Could you work out the number of lines in the listing that include the word "title" and reply with that figure alone?

################

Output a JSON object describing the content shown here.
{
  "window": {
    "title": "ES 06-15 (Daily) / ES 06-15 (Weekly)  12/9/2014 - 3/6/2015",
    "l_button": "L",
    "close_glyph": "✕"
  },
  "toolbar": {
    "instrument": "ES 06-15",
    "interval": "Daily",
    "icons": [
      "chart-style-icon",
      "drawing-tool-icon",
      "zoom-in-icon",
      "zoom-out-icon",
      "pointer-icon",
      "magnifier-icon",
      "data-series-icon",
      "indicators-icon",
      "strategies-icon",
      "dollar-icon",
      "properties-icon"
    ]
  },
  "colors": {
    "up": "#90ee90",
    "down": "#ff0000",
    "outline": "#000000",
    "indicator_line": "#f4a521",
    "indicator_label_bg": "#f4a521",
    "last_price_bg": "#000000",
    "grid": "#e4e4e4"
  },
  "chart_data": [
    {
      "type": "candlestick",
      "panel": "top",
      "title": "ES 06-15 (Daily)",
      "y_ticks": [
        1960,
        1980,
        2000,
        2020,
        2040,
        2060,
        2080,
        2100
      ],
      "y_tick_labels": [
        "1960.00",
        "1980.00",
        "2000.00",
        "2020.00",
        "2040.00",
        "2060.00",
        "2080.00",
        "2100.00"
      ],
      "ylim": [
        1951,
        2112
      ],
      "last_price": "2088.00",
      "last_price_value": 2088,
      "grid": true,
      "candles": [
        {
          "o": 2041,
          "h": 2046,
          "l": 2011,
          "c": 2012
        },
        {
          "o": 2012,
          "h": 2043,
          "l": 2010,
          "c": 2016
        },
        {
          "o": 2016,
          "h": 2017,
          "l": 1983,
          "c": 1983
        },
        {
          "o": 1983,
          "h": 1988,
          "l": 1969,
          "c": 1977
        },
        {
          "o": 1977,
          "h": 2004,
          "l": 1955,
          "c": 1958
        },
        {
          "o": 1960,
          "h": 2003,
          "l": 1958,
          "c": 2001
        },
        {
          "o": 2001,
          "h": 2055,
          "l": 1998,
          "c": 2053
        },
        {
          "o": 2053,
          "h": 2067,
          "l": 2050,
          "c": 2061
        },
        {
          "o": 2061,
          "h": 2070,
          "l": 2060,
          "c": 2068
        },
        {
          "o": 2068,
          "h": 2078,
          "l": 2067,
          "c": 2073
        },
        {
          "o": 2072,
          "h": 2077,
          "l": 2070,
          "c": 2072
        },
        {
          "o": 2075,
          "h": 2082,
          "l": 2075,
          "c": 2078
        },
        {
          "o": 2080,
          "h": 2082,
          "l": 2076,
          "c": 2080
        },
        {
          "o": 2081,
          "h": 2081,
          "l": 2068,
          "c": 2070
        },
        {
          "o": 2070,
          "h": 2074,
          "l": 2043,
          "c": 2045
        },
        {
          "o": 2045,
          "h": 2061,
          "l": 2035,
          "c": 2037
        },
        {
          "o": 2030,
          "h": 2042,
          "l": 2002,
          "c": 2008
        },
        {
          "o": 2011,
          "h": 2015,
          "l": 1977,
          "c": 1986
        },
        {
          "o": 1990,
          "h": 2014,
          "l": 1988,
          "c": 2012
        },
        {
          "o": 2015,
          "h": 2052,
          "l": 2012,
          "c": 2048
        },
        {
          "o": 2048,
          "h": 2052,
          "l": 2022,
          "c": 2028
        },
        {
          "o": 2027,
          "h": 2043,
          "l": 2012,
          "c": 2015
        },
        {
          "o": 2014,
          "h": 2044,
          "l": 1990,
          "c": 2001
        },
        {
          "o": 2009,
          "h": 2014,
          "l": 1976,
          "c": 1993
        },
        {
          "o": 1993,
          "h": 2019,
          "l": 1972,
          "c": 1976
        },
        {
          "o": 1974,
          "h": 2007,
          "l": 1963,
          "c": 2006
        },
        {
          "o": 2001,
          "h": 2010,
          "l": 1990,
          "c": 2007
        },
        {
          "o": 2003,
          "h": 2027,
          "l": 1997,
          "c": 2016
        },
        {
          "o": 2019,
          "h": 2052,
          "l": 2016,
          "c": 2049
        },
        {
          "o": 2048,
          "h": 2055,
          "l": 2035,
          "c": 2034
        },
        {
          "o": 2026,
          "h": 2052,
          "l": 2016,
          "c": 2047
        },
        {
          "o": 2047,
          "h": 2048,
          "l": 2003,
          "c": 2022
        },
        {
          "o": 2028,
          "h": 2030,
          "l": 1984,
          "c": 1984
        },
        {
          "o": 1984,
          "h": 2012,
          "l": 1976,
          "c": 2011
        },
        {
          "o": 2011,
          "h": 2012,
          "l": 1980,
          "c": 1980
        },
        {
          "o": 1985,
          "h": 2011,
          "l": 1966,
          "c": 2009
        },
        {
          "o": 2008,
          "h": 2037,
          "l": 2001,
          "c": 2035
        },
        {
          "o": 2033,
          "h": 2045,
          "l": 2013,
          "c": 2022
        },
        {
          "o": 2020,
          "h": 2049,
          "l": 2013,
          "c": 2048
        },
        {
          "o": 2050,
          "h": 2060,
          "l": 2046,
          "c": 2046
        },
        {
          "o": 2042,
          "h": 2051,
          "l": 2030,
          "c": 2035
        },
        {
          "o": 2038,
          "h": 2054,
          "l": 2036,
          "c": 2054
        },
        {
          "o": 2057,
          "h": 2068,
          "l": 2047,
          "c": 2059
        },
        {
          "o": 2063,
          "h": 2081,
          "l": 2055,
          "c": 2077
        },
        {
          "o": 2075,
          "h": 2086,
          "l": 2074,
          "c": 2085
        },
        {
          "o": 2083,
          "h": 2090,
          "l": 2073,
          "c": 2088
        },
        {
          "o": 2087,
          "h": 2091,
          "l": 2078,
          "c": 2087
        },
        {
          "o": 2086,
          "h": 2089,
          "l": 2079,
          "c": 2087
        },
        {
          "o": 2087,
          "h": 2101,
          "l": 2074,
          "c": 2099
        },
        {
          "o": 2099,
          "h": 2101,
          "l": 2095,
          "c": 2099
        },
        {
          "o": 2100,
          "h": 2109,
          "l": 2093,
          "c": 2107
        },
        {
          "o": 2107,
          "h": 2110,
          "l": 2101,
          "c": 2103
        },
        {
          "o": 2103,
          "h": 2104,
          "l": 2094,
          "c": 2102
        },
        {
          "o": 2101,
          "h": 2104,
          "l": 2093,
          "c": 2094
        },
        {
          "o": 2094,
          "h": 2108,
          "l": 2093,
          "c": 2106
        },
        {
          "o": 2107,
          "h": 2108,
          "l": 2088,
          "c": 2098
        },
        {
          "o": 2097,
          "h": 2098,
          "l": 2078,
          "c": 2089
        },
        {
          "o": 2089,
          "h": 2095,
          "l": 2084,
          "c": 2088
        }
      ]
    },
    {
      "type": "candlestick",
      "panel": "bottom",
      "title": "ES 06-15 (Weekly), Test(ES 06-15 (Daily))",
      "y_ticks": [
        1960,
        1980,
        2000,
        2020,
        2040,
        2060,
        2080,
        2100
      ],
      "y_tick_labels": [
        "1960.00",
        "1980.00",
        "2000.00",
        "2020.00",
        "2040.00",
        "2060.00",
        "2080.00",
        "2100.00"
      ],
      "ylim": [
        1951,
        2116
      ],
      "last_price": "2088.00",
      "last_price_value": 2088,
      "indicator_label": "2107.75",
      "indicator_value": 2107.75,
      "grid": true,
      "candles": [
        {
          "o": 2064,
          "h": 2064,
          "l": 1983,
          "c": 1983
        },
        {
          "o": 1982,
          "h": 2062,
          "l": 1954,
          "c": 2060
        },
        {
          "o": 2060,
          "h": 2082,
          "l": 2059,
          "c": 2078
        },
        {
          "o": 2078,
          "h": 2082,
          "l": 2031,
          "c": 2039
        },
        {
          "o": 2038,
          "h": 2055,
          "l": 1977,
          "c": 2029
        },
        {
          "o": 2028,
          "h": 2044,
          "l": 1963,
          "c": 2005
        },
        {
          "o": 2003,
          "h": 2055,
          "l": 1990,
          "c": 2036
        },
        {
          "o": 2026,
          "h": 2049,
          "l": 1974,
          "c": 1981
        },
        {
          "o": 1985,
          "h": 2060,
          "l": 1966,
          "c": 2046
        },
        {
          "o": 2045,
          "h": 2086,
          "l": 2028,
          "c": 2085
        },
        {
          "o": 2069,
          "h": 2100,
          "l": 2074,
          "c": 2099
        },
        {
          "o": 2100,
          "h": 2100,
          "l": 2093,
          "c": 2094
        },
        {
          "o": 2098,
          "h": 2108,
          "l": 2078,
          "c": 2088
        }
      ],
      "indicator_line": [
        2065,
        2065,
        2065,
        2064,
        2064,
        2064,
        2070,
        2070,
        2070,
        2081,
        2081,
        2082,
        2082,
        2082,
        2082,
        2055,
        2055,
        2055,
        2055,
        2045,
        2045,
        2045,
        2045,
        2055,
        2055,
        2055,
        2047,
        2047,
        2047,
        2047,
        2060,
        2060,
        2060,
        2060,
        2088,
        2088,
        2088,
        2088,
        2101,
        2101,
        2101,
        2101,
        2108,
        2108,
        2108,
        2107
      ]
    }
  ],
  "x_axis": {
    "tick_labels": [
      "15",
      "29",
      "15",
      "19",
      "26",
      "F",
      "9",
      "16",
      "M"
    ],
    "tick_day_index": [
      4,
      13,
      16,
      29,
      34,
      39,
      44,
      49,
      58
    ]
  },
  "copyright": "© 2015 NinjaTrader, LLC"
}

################

▶ SOLVED PROBLEM
3